Drawbacks are a basic tap step and a perfect move to use anytime you want to warm up your ankles and feet before you start tap dancing. Drawbacks are also useful if you want to practice moving in straight lines (especially when you can’t see where you’re going!).
Heel Dig - You will start your drawbacks with your right foot in a heel dig. This sets you up not only to begin the move, but it also encourages you to properly support yourself on your opposite leg.
Spank - From the heel dig, you will use your right foot to spank the floor with your toe. When you spank, your foot will remain in the air until the next step.

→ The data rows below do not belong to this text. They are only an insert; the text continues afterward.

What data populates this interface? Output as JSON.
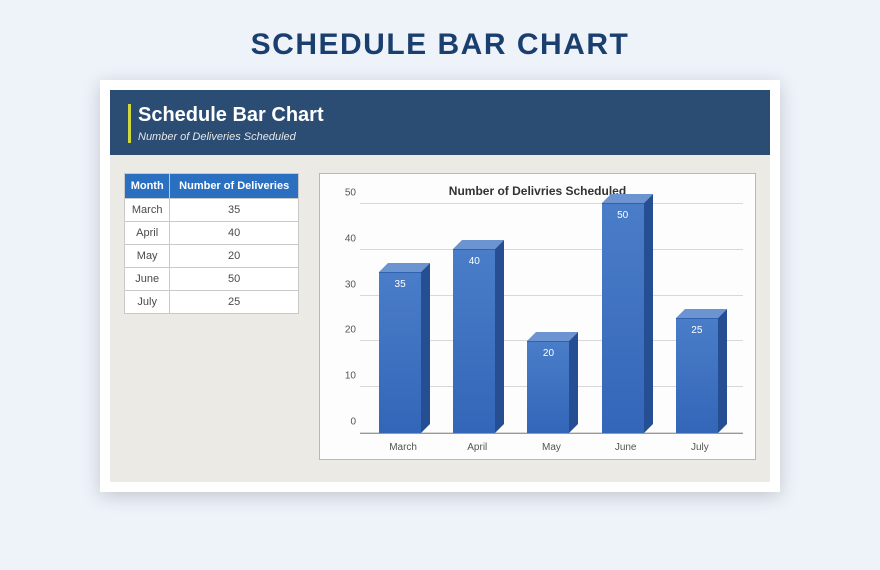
{
  "page": {
    "title": "SCHEDULE BAR CHART"
  },
  "banner": {
    "title": "Schedule Bar Chart",
    "subtitle": "Number of Deliveries Scheduled"
  },
  "table": {
    "headers": [
      "Month",
      "Number of Deliveries"
    ],
    "rows": [
      {
        "month": "March",
        "count": 35
      },
      {
        "month": "April",
        "count": 40
      },
      {
        "month": "May",
        "count": 20
      },
      {
        "month": "June",
        "count": 50
      },
      {
        "month": "July",
        "count": 25
      }
    ]
  },
  "chart_data": {
    "type": "bar",
    "title": "Number of Delivries Scheduled",
    "xlabel": "",
    "ylabel": "",
    "categories": [
      "March",
      "April",
      "May",
      "June",
      "July"
    ],
    "values": [
      35,
      40,
      20,
      50,
      25
    ],
    "ylim": [
      0,
      50
    ],
    "yticks": [
      0,
      10,
      20,
      30,
      40,
      50
    ],
    "colors": {
      "bar": "#3366b8",
      "banner": "#2b4d74",
      "accent": "#cfd93e"
    }
  }
}
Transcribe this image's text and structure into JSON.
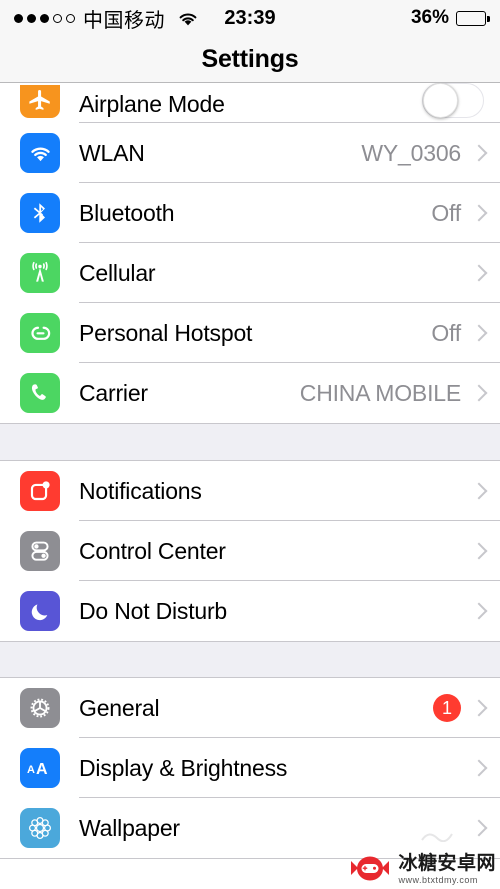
{
  "status_bar": {
    "signal_dots_filled": 3,
    "signal_dots_empty": 2,
    "carrier": "中国移动",
    "wifi_icon": "wifi-icon",
    "time": "23:39",
    "battery_percent": "36%",
    "battery_level": 36
  },
  "nav": {
    "title": "Settings"
  },
  "groups": [
    {
      "id": "connectivity",
      "clipped_top": true,
      "rows": [
        {
          "name": "airplane-mode",
          "icon": "airplane-icon",
          "label": "Airplane Mode",
          "accessory": "toggle",
          "toggle_on": false,
          "clipped": true
        },
        {
          "name": "wlan",
          "icon": "wifi-icon",
          "label": "WLAN",
          "accessory": "value",
          "value": "WY_0306"
        },
        {
          "name": "bluetooth",
          "icon": "bluetooth-icon",
          "label": "Bluetooth",
          "accessory": "value",
          "value": "Off"
        },
        {
          "name": "cellular",
          "icon": "cellular-tower-icon",
          "label": "Cellular",
          "accessory": "chevron",
          "value": ""
        },
        {
          "name": "personal-hotspot",
          "icon": "hotspot-link-icon",
          "label": "Personal Hotspot",
          "accessory": "value",
          "value": "Off"
        },
        {
          "name": "carrier",
          "icon": "phone-icon",
          "label": "Carrier",
          "accessory": "value",
          "value": "CHINA MOBILE"
        }
      ]
    },
    {
      "id": "alerts",
      "clipped_top": false,
      "rows": [
        {
          "name": "notifications",
          "icon": "notification-icon",
          "label": "Notifications",
          "accessory": "chevron",
          "value": ""
        },
        {
          "name": "control-center",
          "icon": "switches-icon",
          "label": "Control Center",
          "accessory": "chevron",
          "value": ""
        },
        {
          "name": "do-not-disturb",
          "icon": "moon-icon",
          "label": "Do Not Disturb",
          "accessory": "chevron",
          "value": ""
        }
      ]
    },
    {
      "id": "system",
      "clipped_top": false,
      "rows": [
        {
          "name": "general",
          "icon": "gear-icon",
          "label": "General",
          "accessory": "badge",
          "badge": "1"
        },
        {
          "name": "display-brightness",
          "icon": "aa-text-icon",
          "label": "Display & Brightness",
          "accessory": "chevron",
          "value": ""
        },
        {
          "name": "wallpaper",
          "icon": "flower-icon",
          "label": "Wallpaper",
          "accessory": "chevron",
          "value": ""
        }
      ]
    }
  ],
  "watermark": {
    "site_name": "冰糖安卓网",
    "url": "www.btxtdmy.com",
    "logo": "candy-gamepad-logo"
  },
  "colors": {
    "accent_blue": "#147efb",
    "green": "#4cd662",
    "red": "#ff3b30",
    "orange": "#f7941e",
    "gray": "#8e8e93",
    "indigo": "#5855d6",
    "light_blue": "#4ba8db",
    "group_bg": "#efeff4",
    "separator": "#c8c7cc",
    "value_text": "#8e8e93"
  }
}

Heel Drop - After you spank, you will drop the heel of your opposite foot. This is the foot that you are currently supporting your weight with. So, if you have just started your drawback, it will be your left foot.

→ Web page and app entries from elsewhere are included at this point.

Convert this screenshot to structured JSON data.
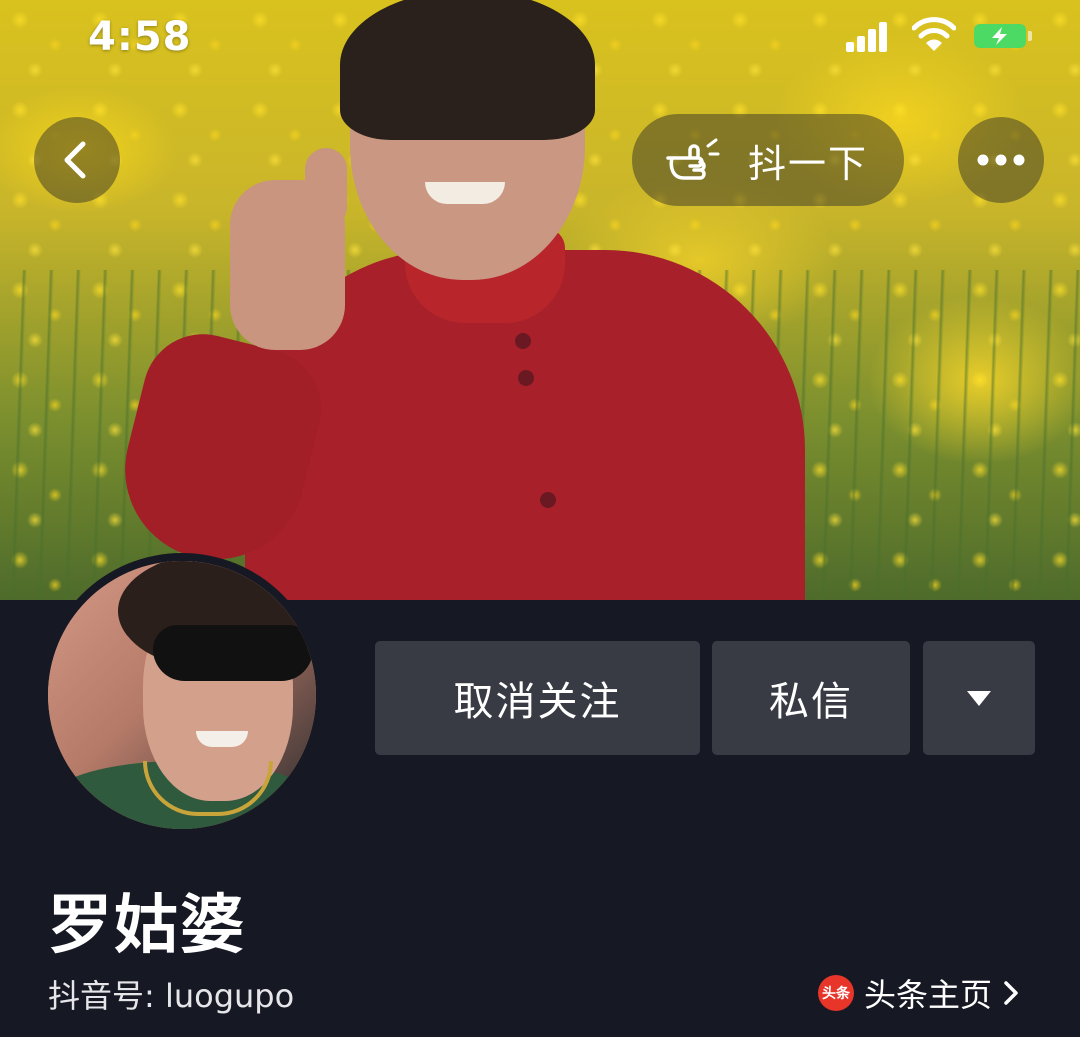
{
  "status_bar": {
    "time": "4:58"
  },
  "header": {
    "shake_label": "抖一下"
  },
  "actions": {
    "unfollow_label": "取消关注",
    "message_label": "私信"
  },
  "profile": {
    "name": "罗姑婆",
    "douyin_id": "抖音号: luogupo",
    "toutiao_badge": "头条",
    "toutiao_label": "头条主页"
  },
  "icons": [
    "back-chevron-icon",
    "hand-pointer-icon",
    "more-dots-icon",
    "signal-icon",
    "wifi-icon",
    "battery-icon",
    "dropdown-triangle-icon",
    "chevron-right-icon"
  ],
  "colors": {
    "background": "#161823",
    "button": "#393b44",
    "battery": "#4cd964",
    "toutiao": "#e8352a"
  }
}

Step - After your opposite heel drops, you will step on the toe of the foot you started with (the one you are not putting your weight on.) This will lead you into the next section of drawbacks from the other side. When you step, you will switch your weight and bring your other foot up into a heel dig.
Switch - The four steps above form what is basically one drawback. Once you get to the end, you will step on the foot you are currently working on, switch your weight, and begin the steps again with your other foot. You can keep doing drawbacks, switching feet and moving backward as long as you want (or until you hit a wall!).

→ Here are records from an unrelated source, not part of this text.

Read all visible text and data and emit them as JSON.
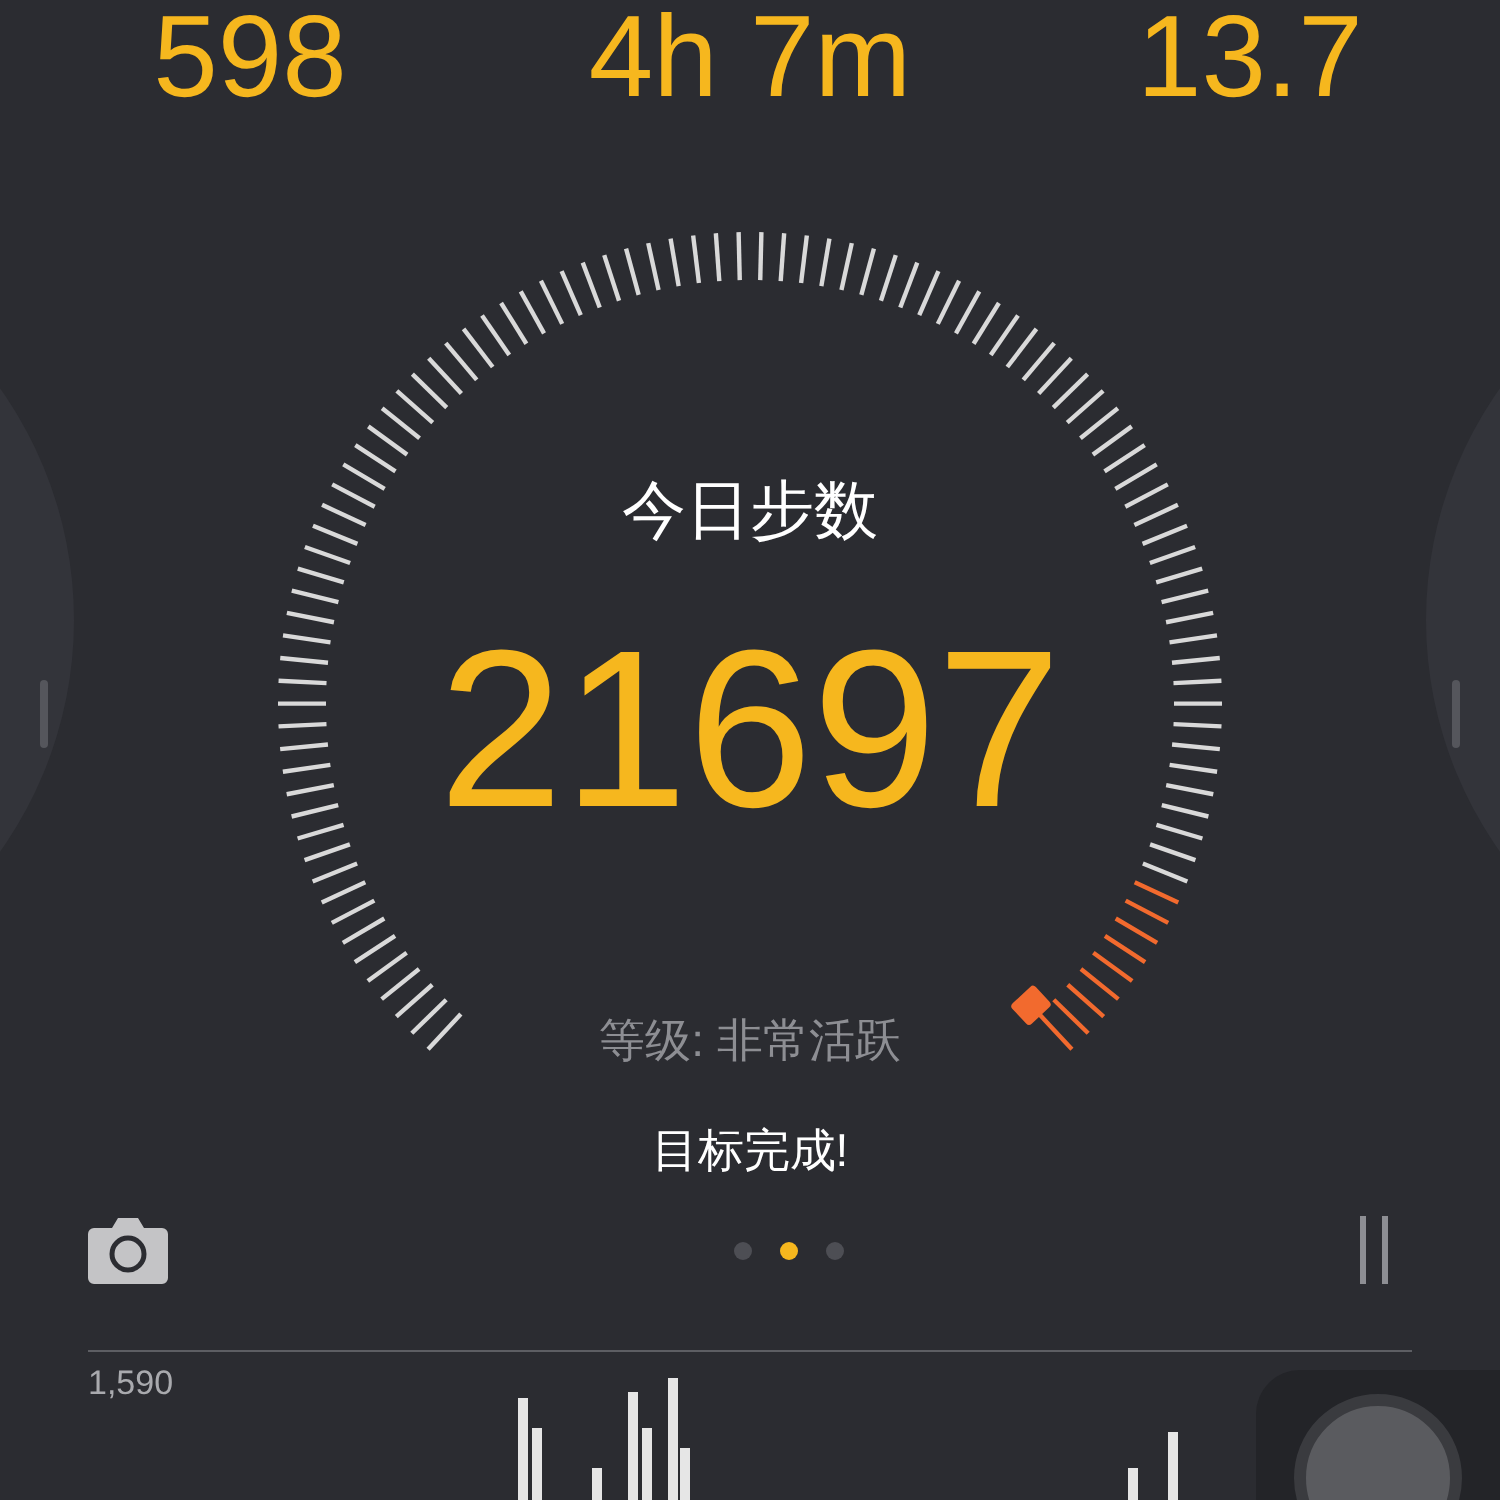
{
  "stats": [
    {
      "value": "598"
    },
    {
      "value": "4h 7m"
    },
    {
      "value": "13.7"
    }
  ],
  "gauge": {
    "title": "今日步数",
    "steps": "21697",
    "grade": "等级: 非常活跃",
    "goal_status": "目标完成!"
  },
  "pager": [
    {
      "selected": false
    },
    {
      "selected": true
    },
    {
      "selected": false
    }
  ],
  "chart": {
    "max_label": "1,590"
  }
}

You can see drawbacks being done above. To watch the whole video, click here.
Drawbacks can be really fun to do as warm-ups and just to practice. If you want a little extra challenge, do your drawbacks, getting a little faster with each set. This will gradually warm your ankles and feet up to harder work, and it will help you work on your speed.
Dos and Don'ts
- Practice with your hands on your hips or out in front of you for balance as you move backward.
- Move slowly as you learn.
- Use drawbacks as a warm-up exercise.
- Lean backward when you do drawbacks. This can cause you to overbalance and fall.
- Forget to switch your weight when changing sides. Forgetting to change your weight can cause you to stumble.